Evans seemed to be slightly in control, utilizing better movement and throwing more often, but Henderson's power was the great equalizer, scoring with a stiff left jab of all things and stunning "Suga."
Henderson tried to follow up with a big swarm of blows but he couldn't find a home for the killshot.
Evans responded in the second round by turning up the aggression, throwing more combinations and avoiding the big "H-Bomb" from Henderson. He found success whenever Henderson was backed near the fence and had his escape routes cut off. Takedown attempt from Evans were very unsuccessful, but he did score with short knees in the clinch whenever he was able to get inside.
As the fight wore on, Henderson's conditioning really proved a factor as he just couldn't explode forward enough to find a home for that right hand. Instead, Evans was able to turn it up, mixing in combinations to break the lulls in the fight.
Evans stepped it up around the midway point of the third round, scoring with his punches, not throwing them as single shots and following up with strikes in succession. When he had Henderson reeling during an exchange, he stayed on him, even briefly dropping the veteran along the fence with a flash knockdown.
The workrate for Evans was enough to put him over the top and despite the ineffectiveness of his wrestling, "Suga" was able to walk away with a split decision victory.
For Dan Henderson, he just couldn't find a moment to really land that huge shot. What worked for him against Babalu, Fedor, Feijao and even Shogun just hasn't against both Evans and Machida in his last two fights.

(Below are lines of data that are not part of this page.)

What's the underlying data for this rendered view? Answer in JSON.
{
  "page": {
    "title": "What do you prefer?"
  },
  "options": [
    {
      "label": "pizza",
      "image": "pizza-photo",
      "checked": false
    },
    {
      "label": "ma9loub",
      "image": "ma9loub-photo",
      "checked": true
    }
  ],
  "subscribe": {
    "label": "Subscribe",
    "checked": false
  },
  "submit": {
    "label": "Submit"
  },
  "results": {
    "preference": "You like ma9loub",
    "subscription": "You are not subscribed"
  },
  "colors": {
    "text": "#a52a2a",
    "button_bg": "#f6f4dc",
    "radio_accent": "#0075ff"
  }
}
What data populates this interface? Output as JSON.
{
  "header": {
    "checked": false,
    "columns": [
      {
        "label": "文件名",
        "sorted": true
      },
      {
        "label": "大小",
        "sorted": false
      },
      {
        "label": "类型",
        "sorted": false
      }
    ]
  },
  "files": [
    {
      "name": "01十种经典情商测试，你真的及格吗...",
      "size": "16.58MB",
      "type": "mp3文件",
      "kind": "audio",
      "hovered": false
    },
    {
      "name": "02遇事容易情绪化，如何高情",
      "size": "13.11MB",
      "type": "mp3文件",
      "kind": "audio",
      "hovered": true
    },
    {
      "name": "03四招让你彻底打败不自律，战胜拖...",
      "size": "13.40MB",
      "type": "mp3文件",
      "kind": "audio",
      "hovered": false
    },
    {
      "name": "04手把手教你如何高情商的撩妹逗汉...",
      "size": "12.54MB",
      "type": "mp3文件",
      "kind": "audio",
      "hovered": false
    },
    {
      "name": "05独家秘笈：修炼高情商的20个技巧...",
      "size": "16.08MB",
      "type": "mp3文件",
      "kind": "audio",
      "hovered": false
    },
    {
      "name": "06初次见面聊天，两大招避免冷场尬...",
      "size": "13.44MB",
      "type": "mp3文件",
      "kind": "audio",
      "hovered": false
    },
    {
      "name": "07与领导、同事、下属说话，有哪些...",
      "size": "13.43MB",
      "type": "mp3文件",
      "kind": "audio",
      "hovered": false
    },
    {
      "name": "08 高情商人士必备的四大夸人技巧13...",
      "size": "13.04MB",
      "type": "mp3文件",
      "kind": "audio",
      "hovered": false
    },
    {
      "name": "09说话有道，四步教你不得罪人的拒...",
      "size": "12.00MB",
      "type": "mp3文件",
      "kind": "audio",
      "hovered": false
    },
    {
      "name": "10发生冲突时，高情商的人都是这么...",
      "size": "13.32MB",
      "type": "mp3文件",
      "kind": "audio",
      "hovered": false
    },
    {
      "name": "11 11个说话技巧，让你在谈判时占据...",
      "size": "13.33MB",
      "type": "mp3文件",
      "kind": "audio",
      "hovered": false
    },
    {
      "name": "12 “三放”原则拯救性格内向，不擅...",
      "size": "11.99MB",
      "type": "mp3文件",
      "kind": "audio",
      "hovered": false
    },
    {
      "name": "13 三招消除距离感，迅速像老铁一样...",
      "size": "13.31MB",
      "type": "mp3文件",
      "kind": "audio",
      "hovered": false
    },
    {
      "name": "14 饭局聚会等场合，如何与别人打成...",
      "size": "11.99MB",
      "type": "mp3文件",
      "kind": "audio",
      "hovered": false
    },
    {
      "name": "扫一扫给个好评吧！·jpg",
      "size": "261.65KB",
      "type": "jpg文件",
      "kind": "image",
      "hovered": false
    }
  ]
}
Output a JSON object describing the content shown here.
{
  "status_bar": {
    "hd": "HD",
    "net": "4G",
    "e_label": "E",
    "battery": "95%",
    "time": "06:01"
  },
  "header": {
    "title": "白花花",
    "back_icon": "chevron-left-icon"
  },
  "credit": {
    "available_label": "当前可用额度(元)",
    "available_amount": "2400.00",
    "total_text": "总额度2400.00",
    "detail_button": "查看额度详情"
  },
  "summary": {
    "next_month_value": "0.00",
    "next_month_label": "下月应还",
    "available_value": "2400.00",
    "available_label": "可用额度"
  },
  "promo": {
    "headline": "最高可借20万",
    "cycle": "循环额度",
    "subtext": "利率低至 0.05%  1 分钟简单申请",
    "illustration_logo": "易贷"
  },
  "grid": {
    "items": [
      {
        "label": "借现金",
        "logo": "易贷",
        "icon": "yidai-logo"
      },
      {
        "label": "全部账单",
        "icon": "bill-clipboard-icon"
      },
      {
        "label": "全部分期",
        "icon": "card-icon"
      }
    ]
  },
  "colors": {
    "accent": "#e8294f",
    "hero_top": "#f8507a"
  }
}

More mobile opponents are giving him fits and his lack of conditioning and inability to close the distance or set up his shots is failing him. Hendo had his best moment when he landed a stiff left jab, something he doesn't throw often. He's going to have to keep evolving and mix up his game if he wants to catch anyone by surprise.
The fact that his mouth was wide open and he was sucking air before the first round was over was very troubling.